Holotype. TL 2.4, HL 0.62, HW 0.46, CI 74, ML 0.28, MI 45, SL 0.37, S I 80, PW 0.28, AL 0.62. With characters of signeae-complex. Inner margin of mandible with a narrow cuticular lamella between preapical tooth and base; margin of lamella shallowly convex, broadest at about its midlength where its width is less than half the length of the preapical tooth. Apicoscrobal hair short and stiff, straight. Cephalic dorsum finely and densely reticulate-punctate and with sparse, weakly elevated simple ground pilosity. Occipital margin with a transverse row of 4-6 short stiff erect simple hairs; a similar pair present just in front of highest point of vertex and usually another close to dorsolateral margin of occipital lobe. Maximum diameter of eye slightly greater than maximum width of the narrow subcylindrical scape. Pronotal humeral hair straight, stiff and simple; pronotal dorsum and mesonotum each with a single pair of stiffly erect simple hairs. Entire dorsal alitrunk finely and densely reticulate-punctate, the pronotal dorsum usually with superimposed fine longitudinal rugulae. Propodeal declivity with a very narrow lamella, little more than a carina, it posterior (free) margin closely paralleling the edge of the declivity. Katepisternum smooth; metapleuron and side of propodeum with a small smooth patch that occupies the upper portion of the former and lower portion of the latter. Dorsum of petiole node finely reticulate-punctate; disc of postpetiole at least partially sculptured, not entirely smooth (see under paratypes, below). Hairs on first gastral tergite erect, short stiff and simple. Basigastral costulae sharply defined, distinctly much longer than the disc of the postpetiole.

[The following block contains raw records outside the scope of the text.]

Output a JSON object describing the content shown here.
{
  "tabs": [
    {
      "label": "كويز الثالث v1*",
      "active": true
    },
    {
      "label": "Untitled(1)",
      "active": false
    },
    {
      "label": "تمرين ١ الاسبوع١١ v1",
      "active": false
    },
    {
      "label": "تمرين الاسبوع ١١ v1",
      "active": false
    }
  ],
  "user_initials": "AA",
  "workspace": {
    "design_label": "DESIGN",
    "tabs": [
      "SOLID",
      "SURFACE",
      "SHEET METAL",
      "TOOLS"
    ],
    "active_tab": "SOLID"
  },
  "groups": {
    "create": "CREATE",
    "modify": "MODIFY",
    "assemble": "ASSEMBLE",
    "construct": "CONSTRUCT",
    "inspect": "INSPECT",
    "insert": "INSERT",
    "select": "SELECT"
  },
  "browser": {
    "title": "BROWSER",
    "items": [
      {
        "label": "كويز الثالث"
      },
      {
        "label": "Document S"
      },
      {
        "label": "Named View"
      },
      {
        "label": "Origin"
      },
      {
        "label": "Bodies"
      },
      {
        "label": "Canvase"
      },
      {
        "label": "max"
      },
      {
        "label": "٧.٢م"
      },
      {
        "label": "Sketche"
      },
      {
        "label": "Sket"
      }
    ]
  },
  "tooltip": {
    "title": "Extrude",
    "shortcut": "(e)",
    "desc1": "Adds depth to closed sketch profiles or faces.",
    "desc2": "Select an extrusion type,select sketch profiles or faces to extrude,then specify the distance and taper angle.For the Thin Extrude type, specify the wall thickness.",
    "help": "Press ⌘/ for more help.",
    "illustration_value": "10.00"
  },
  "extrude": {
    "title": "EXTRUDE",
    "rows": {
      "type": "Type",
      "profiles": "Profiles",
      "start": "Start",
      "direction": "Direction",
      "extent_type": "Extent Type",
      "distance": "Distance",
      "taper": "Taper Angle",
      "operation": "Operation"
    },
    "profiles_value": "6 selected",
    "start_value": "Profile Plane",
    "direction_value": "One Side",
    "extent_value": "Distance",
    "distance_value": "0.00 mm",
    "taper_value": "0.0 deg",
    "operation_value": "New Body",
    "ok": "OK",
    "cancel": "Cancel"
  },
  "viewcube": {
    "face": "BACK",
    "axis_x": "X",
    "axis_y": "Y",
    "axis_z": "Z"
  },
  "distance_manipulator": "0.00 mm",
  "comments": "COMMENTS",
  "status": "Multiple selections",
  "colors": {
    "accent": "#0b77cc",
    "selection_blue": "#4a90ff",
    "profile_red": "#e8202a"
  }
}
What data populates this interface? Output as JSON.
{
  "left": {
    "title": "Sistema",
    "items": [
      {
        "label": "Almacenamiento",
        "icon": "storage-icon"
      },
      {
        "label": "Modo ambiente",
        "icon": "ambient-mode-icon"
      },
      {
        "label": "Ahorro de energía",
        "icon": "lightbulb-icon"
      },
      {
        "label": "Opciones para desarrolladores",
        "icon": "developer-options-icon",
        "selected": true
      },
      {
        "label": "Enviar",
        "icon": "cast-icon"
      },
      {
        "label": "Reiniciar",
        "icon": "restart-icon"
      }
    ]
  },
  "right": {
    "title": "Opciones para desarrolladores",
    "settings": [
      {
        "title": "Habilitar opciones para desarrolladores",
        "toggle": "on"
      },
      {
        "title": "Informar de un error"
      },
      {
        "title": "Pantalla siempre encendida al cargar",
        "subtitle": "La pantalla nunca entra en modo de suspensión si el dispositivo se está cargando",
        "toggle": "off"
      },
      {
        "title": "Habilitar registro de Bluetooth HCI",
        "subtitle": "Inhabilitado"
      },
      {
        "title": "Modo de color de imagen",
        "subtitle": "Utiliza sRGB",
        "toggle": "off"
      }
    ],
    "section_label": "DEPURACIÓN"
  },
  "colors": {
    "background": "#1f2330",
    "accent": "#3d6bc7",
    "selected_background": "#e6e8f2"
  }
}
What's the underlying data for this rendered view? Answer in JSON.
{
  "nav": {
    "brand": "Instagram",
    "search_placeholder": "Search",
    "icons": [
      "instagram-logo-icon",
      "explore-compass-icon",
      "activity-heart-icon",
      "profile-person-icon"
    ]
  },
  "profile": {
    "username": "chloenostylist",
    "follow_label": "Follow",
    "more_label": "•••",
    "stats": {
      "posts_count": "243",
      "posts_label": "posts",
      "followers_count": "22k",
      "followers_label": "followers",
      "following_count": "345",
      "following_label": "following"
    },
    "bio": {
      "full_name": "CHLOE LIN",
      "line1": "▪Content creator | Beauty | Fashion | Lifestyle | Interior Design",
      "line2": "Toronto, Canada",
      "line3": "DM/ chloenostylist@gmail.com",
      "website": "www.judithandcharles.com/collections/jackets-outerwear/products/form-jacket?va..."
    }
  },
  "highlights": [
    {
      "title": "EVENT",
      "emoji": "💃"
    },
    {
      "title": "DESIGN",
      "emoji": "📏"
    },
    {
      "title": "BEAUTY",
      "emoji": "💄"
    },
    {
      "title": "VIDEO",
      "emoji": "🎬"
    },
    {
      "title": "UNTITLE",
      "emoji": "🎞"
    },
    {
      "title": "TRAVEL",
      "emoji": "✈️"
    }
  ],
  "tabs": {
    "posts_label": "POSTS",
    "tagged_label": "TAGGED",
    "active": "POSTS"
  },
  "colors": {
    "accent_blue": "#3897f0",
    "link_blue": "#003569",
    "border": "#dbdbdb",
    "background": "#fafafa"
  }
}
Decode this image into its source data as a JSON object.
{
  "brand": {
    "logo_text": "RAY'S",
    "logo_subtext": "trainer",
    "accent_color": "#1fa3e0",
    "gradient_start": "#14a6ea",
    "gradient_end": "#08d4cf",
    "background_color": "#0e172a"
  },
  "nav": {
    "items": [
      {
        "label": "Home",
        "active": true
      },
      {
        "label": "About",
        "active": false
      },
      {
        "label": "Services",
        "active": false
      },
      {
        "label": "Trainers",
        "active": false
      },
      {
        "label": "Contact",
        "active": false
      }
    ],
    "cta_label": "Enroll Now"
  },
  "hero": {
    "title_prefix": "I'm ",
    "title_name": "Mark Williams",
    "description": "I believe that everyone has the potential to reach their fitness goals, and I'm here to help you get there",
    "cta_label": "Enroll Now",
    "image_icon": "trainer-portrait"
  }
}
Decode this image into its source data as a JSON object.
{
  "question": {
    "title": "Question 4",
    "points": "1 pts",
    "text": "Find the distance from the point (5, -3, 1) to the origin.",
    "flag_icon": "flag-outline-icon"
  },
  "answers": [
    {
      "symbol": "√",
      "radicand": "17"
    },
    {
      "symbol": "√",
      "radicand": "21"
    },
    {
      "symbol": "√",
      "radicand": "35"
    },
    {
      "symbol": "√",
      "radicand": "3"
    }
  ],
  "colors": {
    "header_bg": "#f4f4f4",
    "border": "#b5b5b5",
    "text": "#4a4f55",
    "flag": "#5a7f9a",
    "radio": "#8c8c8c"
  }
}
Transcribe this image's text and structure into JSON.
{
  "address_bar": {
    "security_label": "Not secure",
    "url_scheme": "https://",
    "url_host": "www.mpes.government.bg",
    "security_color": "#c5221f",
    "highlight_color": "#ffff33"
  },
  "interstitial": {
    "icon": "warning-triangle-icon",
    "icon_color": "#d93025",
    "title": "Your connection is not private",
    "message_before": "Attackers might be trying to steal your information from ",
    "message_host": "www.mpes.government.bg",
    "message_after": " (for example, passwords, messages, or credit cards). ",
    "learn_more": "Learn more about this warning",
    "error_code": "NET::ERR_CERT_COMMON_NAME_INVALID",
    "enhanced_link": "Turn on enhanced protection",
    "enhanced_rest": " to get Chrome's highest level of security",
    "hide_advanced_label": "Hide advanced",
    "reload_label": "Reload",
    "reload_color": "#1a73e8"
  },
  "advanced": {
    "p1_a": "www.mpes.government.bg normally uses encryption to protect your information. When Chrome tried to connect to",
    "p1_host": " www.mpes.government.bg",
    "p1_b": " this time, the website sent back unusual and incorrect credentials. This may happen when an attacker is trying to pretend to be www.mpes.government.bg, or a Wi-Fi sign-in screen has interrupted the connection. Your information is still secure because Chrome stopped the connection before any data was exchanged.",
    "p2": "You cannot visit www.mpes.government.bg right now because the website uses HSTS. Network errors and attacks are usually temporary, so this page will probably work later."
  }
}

Paratypes. TL 2.2-2.4, HL 0.56-0.62, HW 0.41-0.46, CI 72-75, ML 0.27-0.28, MI 45-48, SL 0.33-0.37, SI 79-81, PW 0.25-0.28, AL 0.56-0.62 (6 measured). Sculpture of postpetiole disc variable. Usually there is weak shagreenate sculpture on part or most of the disc; this is usually overlaid by sparse longitudinal costulae, at least on anterior half of disc. Sometimes costulae more extensive and traverse the entire disc.

Dimensions of non-paratypic workers. TL 1.9-2.4, HL 0.54-0.62, HW 0.40-0.46, CI 72-76, ML 0.26-0.28, MI 45-48, SL 0.30-0.37, SI 75-83, PW 0.23-0.28, AL 0.50-0.62 (to measured).

Type Material

Holotype worker, Australia: Queensland, 11 km. ENE Mt Tozer, 12.43S, 143.18E, l1-16.vii.l986, Berlese ANIC 1062, rainforest litter (T. Weir) (Australian National Insect Collection). Paratypes. 3 workers with same data as holotype but ANIC 1063; 6 workers and 1 queen with same data but ANIC 1064; I worker with same data but ANIC 1065 (ANIC, The Natural History Museum).


  • Bolton, B. 2000. The ant tribe Dacetini. Memoirs of the American Entomological Institute. 65:1-1028. (page 963, fig. 525 worker described)